Andile Ngcaba is the executive chairperson designate of Dimension Data South Africa. In this role, he is responsible for developing growth strategies for the business, including pan-African expansion and growth through black economic empowerment.
Ngcaba served as the DG of the South African Department of Communications (DOC) for eight-and-a-half years until December 2003. At the DOC, he was responsible for policy formulation, conceptual development and implementation in the ICT sector. Further areas of responsibility included the promotion and management of information technology, telecommunications, broadcasting, postal services and e-commerce in South Africa. His leadership role contributed towards the restructuring of numerous communications organisations, such as Telkom, the South African Broadcasting Corporation, the SA Post Office and Sentech.
While in exile, Ngcaba rose through the ranks of Umkhonto we Sizwe, specialising in the field of military communications, excelling as both a communications specialist in radar and satellite technologies, rising to the rank of commander and trainer.
He holds a Master of Commerce, majoring in information systems, qualification from the University of the Witwatersrand. The University of Fort Hare honoured him with an honorary Doctorate in Commerce and he has also obtained a diploma in executive management programme jointly offered by Stanford and Singapore Universities. Ngcaba has served on the Council of the University of South Africa and is currently an adviser to the digital inclusion programme at Harvard University Law School. He is the founder of the Institute for Software and Satellite Applications and the Centre for Development of Information and Telecommunications Policy.

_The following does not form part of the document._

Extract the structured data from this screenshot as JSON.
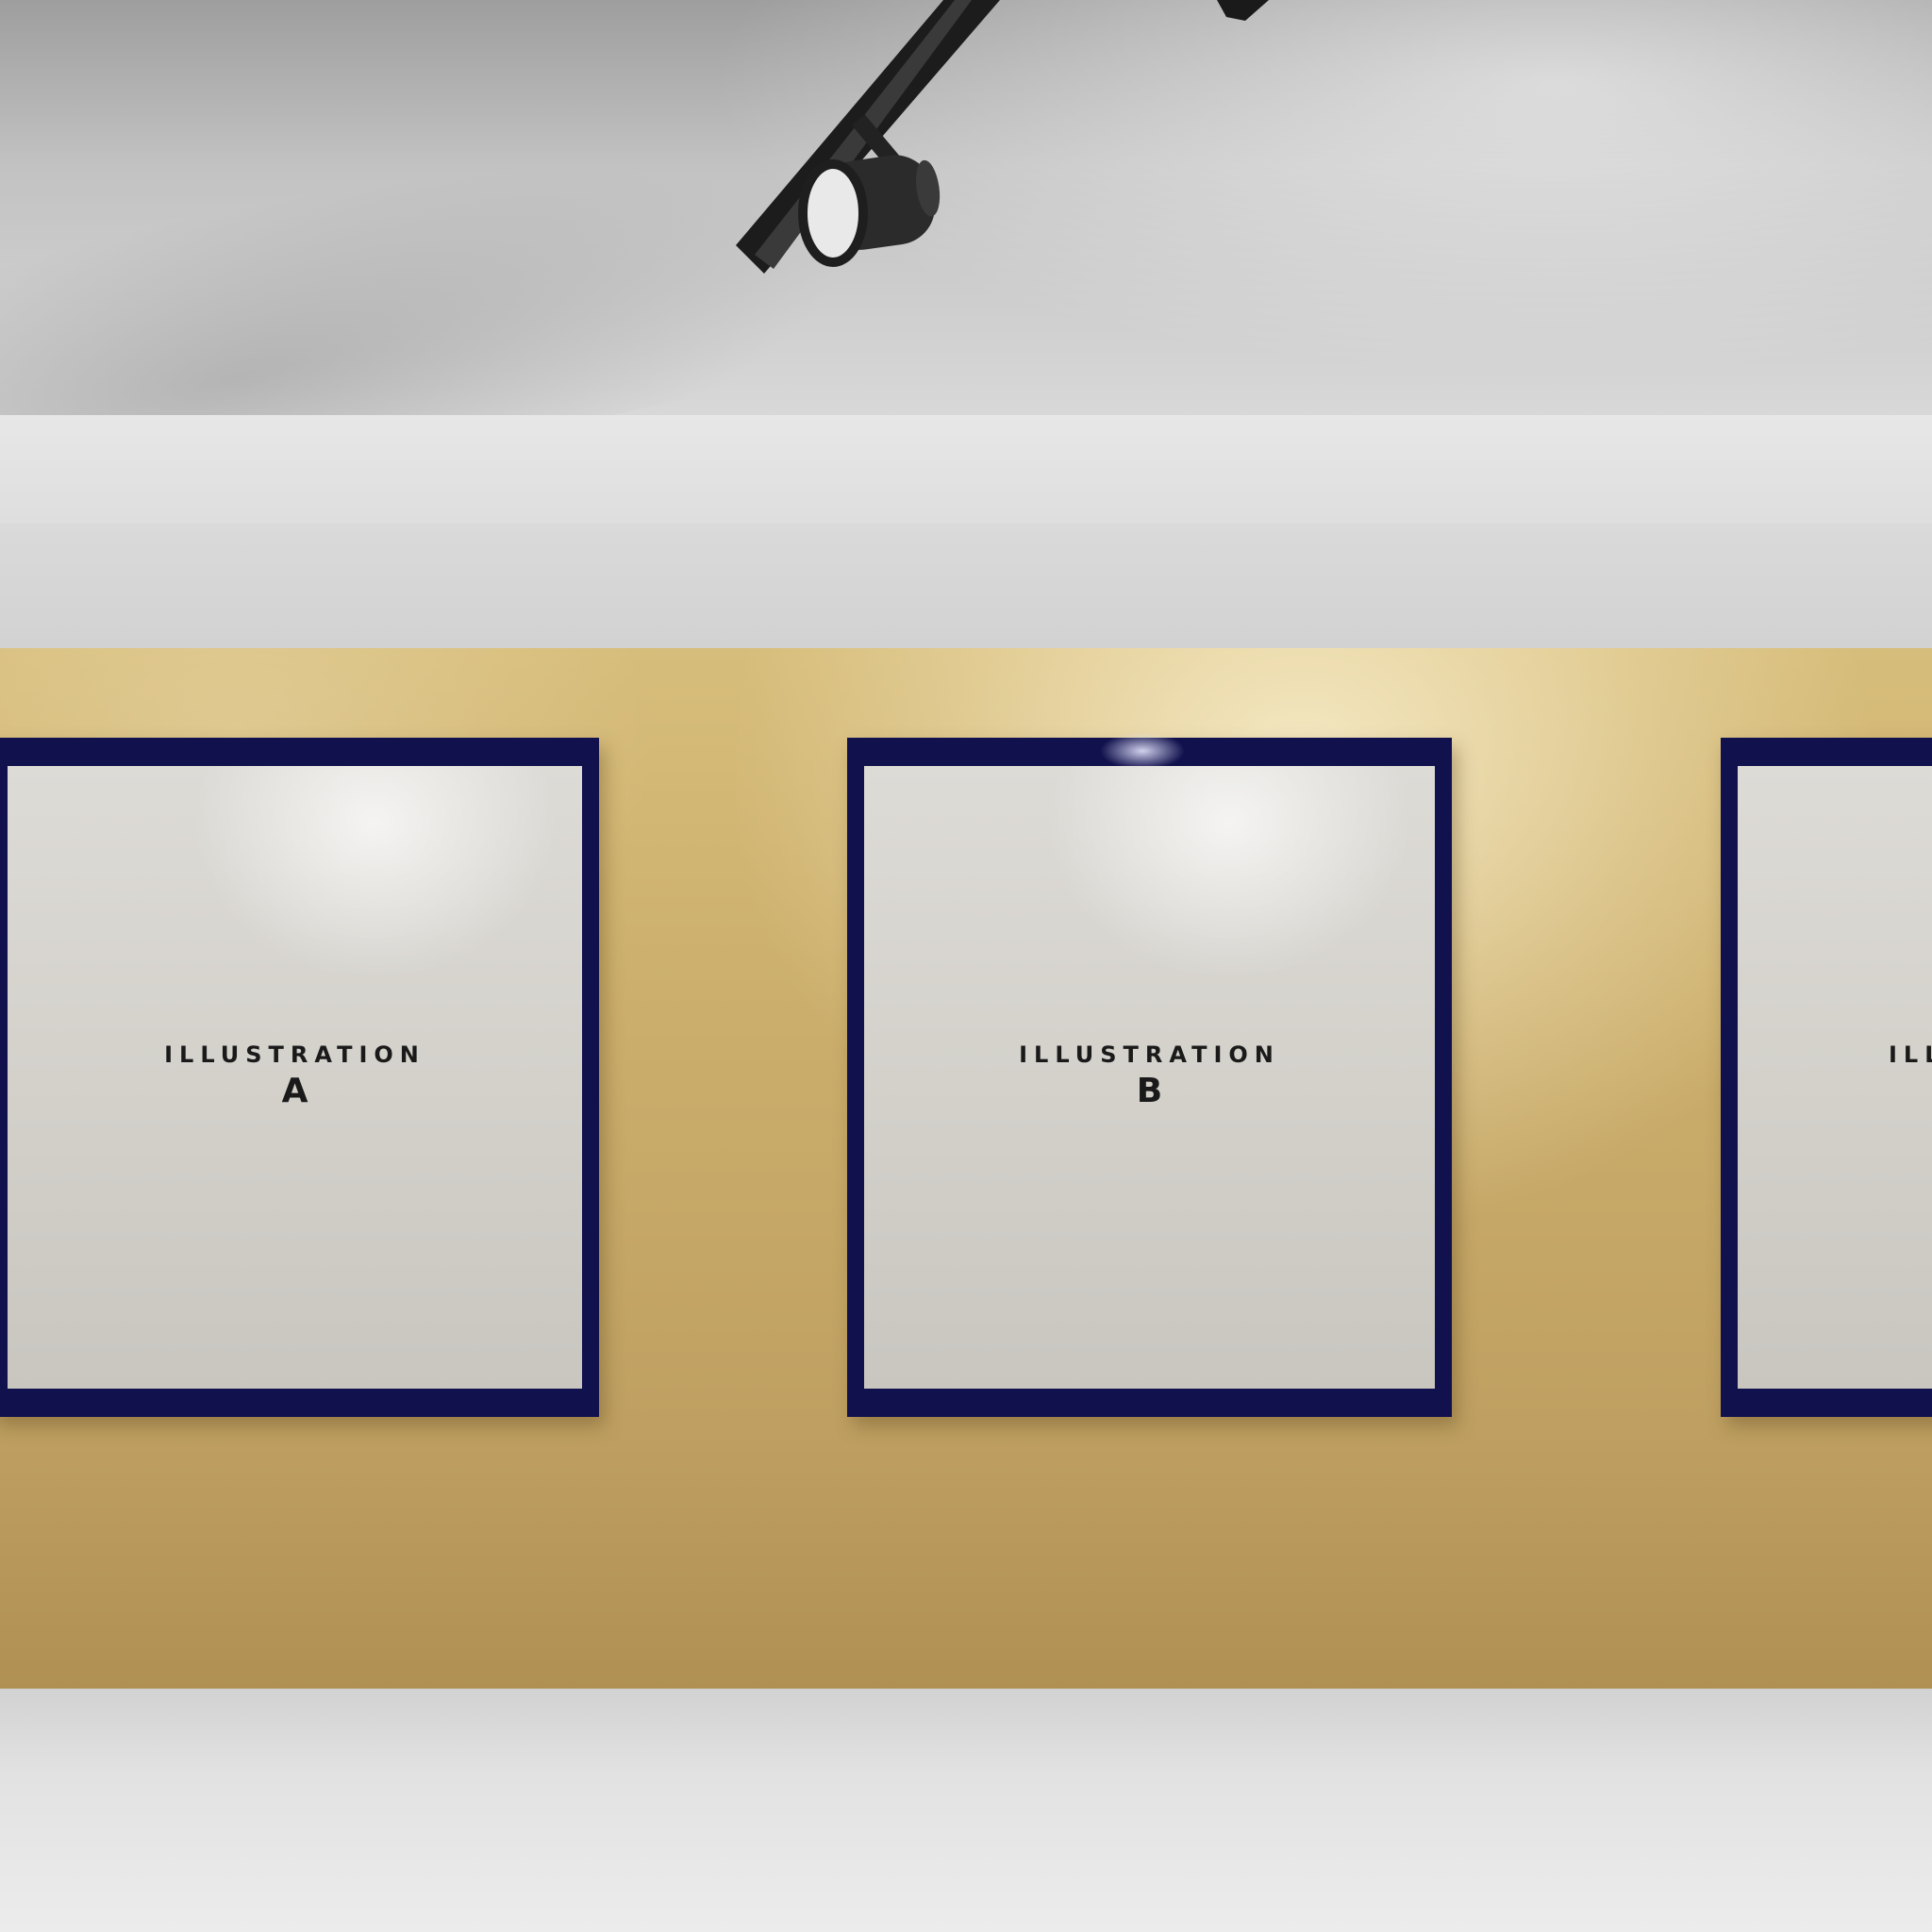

He is an active member of many international communications organisations and commissions, such as the International Telecommunications Union, Internet Corporation for the Assigned Names and Numbers, E-Africa Commission and G8-Dot Force. In 1993 he was awarded The Best Computer Person of the Year by the Computer Society of South Africa. In 1999 and 2000 he won the Black Information Technology Achiever’s award. In 2001 he won the Eastern Cape Information Technology award and, in 2002, the Computer Society again honoured Ngcaba, this time awarding him with the ICT Leadership Award. He also received the Lifetime Achievement Award from BMI-T at the African ICT Achievers Awards in 2003.
Edited by: Martin Creamer